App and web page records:
-- Opening Marker --

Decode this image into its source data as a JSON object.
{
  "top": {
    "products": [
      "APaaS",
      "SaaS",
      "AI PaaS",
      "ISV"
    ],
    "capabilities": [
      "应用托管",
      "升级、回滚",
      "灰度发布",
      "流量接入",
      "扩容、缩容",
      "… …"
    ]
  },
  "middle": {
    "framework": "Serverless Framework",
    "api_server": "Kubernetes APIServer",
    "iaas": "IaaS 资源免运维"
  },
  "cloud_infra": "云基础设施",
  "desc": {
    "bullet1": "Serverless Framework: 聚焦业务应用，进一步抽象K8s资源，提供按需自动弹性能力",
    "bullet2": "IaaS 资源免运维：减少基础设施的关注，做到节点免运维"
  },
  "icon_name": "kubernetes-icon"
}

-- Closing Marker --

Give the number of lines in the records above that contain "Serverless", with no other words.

2